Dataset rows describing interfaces
[Start of section]
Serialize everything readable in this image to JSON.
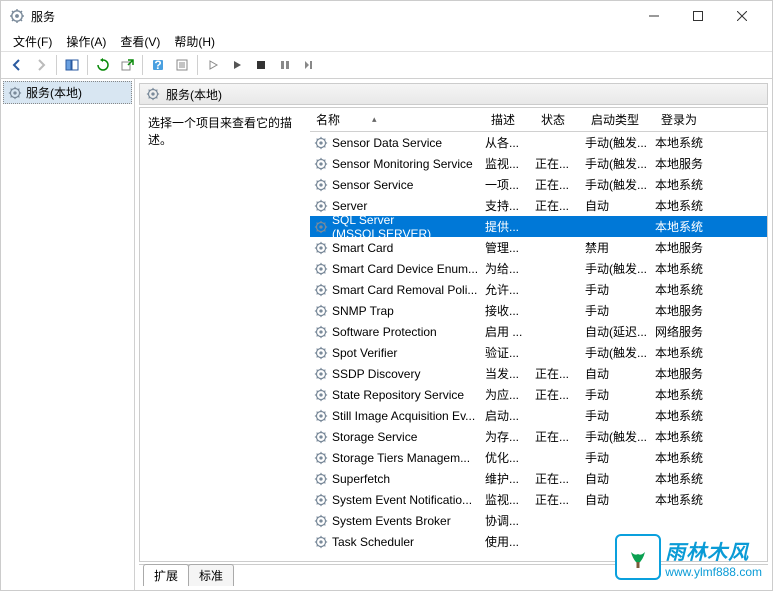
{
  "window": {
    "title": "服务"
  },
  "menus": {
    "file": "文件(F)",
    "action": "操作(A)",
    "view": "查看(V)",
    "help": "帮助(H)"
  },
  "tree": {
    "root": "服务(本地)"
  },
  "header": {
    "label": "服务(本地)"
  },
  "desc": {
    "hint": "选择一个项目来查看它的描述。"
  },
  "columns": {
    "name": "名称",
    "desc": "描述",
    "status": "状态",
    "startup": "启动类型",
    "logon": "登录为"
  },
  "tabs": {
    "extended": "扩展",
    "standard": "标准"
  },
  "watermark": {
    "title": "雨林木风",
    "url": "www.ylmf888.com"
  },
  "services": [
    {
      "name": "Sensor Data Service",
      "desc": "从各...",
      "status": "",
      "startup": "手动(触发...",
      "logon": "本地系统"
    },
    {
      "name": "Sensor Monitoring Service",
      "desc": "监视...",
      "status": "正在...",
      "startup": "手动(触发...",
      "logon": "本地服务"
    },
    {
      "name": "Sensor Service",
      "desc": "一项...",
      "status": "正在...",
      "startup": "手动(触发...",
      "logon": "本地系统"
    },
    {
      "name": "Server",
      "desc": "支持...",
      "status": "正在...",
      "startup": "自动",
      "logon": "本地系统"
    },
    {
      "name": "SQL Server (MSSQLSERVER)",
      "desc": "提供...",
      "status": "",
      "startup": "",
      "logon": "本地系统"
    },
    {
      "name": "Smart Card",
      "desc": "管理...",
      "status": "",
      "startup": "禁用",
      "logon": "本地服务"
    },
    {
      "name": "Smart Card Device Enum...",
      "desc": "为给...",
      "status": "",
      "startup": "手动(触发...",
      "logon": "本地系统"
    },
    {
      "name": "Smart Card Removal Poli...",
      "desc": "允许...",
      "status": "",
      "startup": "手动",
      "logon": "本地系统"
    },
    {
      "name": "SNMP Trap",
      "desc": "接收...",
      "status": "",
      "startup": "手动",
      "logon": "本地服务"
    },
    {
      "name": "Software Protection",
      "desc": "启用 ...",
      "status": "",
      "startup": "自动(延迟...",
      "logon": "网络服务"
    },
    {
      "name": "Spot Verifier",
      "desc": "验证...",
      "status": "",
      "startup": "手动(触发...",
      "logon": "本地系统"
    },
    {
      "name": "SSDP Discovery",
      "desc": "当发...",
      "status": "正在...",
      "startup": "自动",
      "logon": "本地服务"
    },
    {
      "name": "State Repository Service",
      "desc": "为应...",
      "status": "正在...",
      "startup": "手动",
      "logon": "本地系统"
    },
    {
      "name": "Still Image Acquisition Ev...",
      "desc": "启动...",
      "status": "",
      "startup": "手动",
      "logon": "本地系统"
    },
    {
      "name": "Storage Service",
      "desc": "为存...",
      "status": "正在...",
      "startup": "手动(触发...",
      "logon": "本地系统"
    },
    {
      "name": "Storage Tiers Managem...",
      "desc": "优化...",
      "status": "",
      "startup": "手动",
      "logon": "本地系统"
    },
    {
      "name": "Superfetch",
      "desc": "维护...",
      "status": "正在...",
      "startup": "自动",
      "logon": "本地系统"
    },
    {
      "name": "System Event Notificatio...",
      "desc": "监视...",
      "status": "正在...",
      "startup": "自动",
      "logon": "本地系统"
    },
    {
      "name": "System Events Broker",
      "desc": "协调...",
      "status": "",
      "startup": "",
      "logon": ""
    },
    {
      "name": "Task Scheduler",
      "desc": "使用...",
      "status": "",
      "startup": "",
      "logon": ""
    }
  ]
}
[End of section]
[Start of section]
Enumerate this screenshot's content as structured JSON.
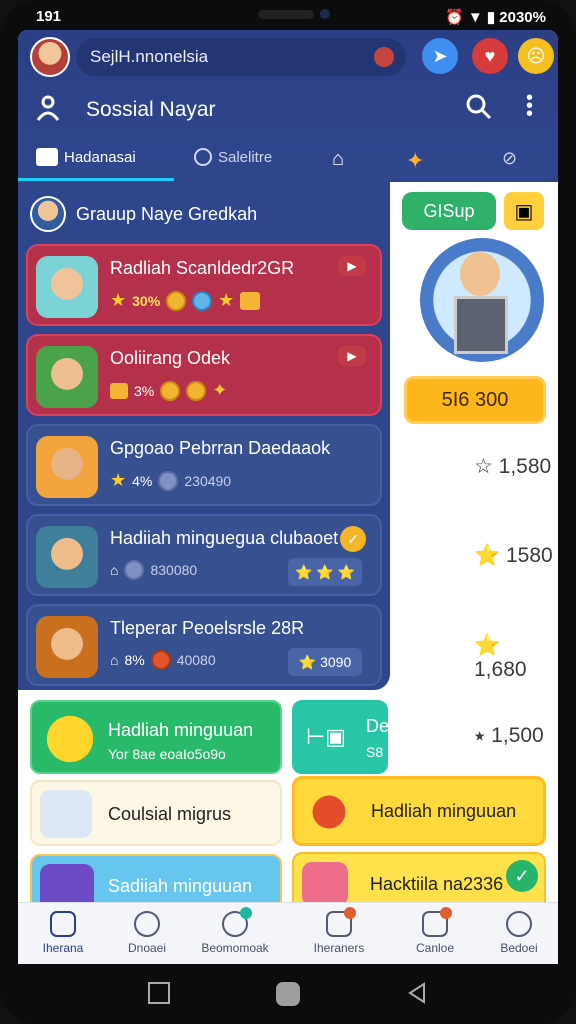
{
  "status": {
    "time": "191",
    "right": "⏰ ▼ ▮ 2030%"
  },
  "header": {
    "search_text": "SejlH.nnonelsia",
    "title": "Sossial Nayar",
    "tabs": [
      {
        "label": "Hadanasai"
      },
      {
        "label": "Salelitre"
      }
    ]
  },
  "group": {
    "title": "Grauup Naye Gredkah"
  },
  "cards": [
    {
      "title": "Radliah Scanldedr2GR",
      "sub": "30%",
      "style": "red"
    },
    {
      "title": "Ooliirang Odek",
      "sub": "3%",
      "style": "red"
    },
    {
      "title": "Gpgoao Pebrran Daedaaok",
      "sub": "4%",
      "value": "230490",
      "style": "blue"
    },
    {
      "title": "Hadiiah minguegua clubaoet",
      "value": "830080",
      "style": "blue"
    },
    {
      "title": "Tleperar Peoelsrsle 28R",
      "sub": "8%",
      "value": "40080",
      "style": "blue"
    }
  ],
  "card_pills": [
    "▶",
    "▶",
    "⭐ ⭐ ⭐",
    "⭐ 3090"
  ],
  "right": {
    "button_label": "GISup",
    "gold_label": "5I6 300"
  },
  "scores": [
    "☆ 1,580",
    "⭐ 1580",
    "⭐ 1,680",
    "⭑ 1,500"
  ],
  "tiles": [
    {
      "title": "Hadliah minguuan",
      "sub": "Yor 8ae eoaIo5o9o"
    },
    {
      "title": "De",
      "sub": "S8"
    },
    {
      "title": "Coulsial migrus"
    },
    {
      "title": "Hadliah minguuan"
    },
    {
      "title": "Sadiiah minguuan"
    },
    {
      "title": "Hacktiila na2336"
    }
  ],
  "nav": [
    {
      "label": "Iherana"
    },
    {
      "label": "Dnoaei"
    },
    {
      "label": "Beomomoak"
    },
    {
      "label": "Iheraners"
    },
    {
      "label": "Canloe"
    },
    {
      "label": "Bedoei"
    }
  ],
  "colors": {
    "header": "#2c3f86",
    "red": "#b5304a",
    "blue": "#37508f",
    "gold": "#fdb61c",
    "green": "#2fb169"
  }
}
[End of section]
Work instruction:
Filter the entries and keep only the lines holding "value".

Answer box:
      "value": "230490",
      "value": "830080",
      "value": "40080",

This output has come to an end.